[Start of Attachment]
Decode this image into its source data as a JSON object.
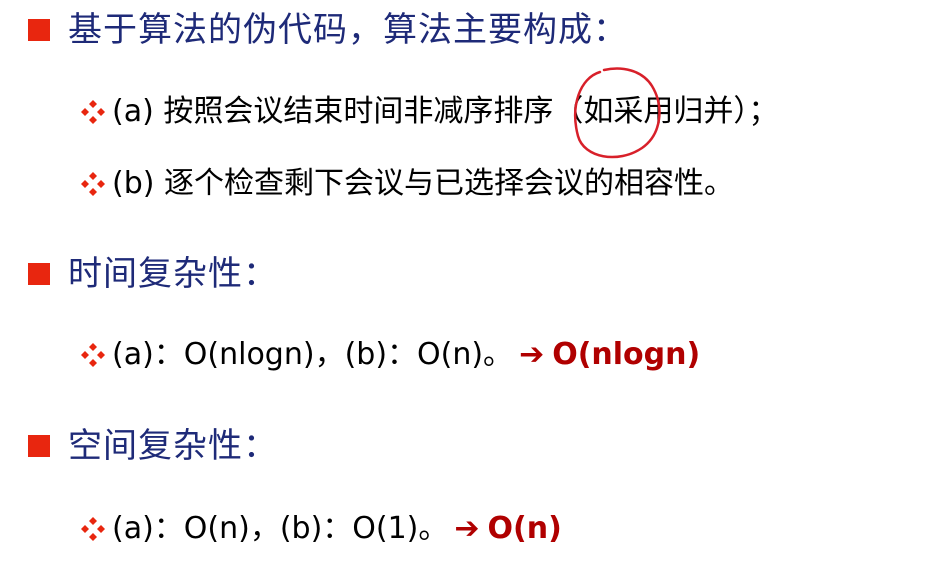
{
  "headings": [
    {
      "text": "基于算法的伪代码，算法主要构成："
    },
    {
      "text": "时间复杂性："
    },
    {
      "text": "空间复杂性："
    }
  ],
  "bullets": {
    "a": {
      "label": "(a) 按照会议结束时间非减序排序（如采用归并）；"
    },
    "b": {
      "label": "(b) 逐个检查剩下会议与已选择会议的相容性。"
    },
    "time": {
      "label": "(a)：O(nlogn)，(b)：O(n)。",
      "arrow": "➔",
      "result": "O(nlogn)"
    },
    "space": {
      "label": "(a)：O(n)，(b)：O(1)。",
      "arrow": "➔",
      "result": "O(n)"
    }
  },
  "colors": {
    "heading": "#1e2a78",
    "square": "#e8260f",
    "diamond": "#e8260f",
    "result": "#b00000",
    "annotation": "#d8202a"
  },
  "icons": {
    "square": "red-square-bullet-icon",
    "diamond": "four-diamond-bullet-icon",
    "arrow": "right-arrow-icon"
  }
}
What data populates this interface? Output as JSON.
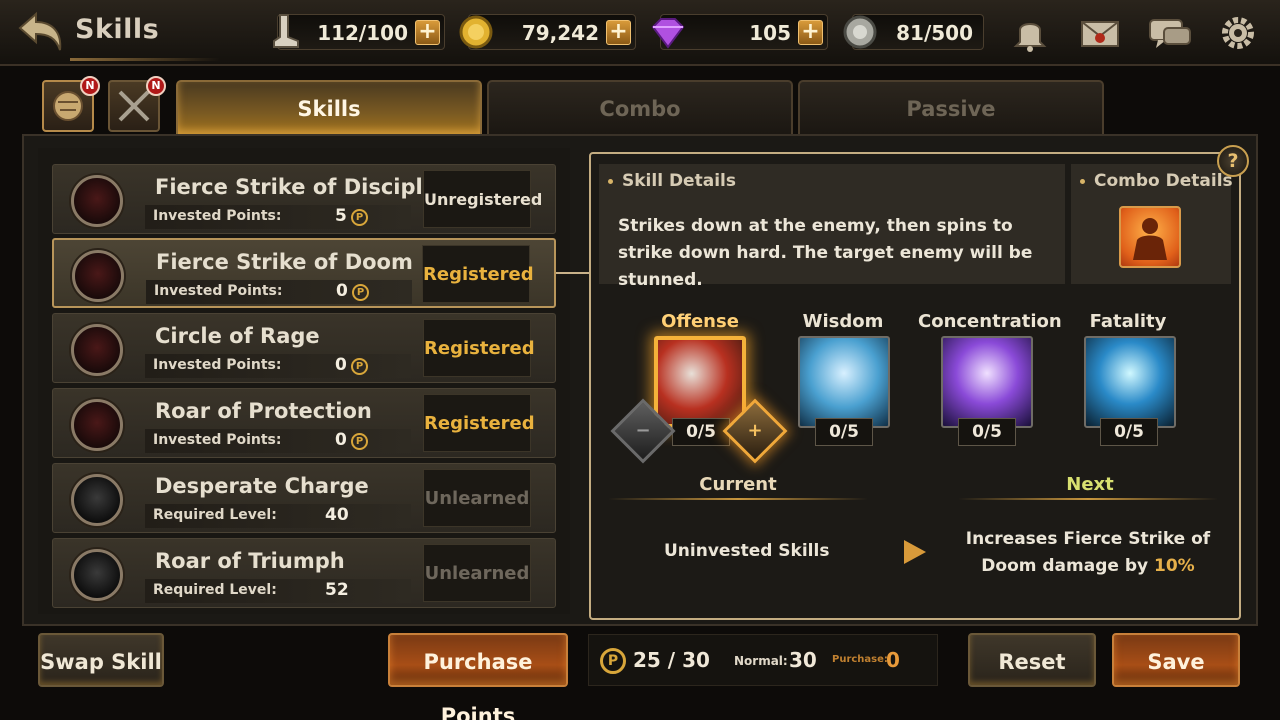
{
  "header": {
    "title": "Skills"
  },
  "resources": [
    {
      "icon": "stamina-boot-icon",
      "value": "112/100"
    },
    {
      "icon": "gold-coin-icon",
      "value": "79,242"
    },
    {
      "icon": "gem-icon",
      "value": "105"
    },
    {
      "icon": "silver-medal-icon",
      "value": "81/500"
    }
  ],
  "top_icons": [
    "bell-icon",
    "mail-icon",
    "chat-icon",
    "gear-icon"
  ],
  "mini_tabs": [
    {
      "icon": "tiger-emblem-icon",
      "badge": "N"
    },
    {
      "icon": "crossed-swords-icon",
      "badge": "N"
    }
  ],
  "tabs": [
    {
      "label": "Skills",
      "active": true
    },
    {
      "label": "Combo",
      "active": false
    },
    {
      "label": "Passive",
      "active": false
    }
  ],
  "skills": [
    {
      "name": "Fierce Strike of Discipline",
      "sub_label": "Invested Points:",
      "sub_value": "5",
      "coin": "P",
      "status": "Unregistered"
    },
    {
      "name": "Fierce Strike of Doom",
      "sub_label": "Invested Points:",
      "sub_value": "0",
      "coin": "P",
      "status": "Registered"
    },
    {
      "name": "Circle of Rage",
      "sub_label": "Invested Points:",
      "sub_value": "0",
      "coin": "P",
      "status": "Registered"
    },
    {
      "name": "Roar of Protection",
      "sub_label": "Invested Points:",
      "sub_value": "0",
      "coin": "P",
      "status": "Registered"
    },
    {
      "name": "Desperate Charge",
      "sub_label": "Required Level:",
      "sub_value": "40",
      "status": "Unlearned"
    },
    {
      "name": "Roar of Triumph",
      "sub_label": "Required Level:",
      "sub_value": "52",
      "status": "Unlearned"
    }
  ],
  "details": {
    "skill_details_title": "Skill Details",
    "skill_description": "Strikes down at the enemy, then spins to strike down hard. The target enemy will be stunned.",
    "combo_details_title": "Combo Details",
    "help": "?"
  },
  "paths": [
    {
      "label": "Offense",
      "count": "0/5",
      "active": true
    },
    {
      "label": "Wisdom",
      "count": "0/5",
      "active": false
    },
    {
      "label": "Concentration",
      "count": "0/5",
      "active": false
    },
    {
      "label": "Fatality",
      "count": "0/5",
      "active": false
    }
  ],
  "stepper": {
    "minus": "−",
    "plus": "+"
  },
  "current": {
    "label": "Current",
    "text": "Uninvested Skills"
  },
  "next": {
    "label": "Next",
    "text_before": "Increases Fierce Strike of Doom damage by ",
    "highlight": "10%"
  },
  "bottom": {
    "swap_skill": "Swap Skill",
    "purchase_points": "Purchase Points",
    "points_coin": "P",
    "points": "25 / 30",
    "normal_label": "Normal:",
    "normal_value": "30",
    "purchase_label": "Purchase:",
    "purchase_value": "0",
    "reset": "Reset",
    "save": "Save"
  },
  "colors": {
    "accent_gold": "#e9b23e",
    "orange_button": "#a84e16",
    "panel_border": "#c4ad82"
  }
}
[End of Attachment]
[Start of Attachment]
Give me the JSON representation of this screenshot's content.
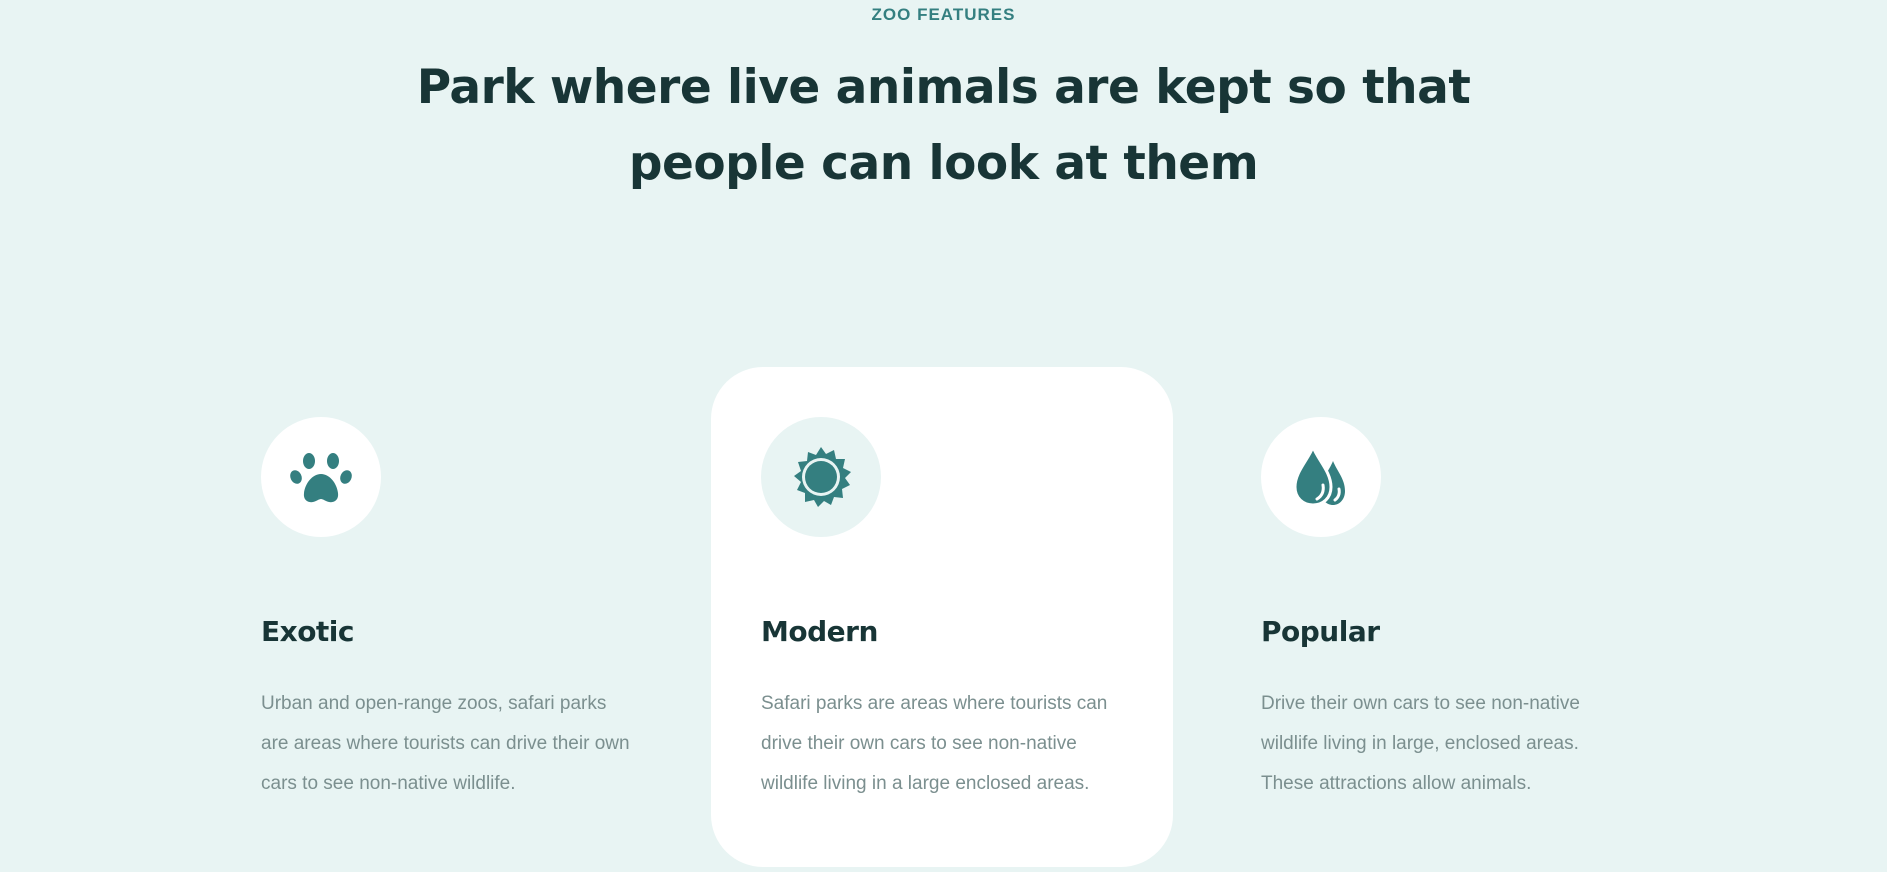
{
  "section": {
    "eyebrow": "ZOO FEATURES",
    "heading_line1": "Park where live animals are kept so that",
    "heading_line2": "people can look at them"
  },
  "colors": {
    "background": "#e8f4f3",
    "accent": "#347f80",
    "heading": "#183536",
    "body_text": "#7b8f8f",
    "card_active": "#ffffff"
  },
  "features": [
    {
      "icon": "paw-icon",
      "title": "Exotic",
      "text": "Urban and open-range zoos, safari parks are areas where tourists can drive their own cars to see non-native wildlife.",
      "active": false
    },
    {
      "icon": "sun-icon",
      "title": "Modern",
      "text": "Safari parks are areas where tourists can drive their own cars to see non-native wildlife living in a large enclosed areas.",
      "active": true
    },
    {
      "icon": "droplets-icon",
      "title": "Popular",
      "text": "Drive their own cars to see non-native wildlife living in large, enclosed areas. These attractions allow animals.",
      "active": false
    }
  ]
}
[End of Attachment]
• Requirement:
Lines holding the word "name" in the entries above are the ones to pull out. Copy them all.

• Result for this exercise:
      "name": "Fierce Strike of Discipline",
      "name": "Fierce Strike of Doom",
      "name": "Circle of Rage",
      "name": "Roar of Protection",
      "name": "Desperate Charge",
      "name": "Roar of Triumph",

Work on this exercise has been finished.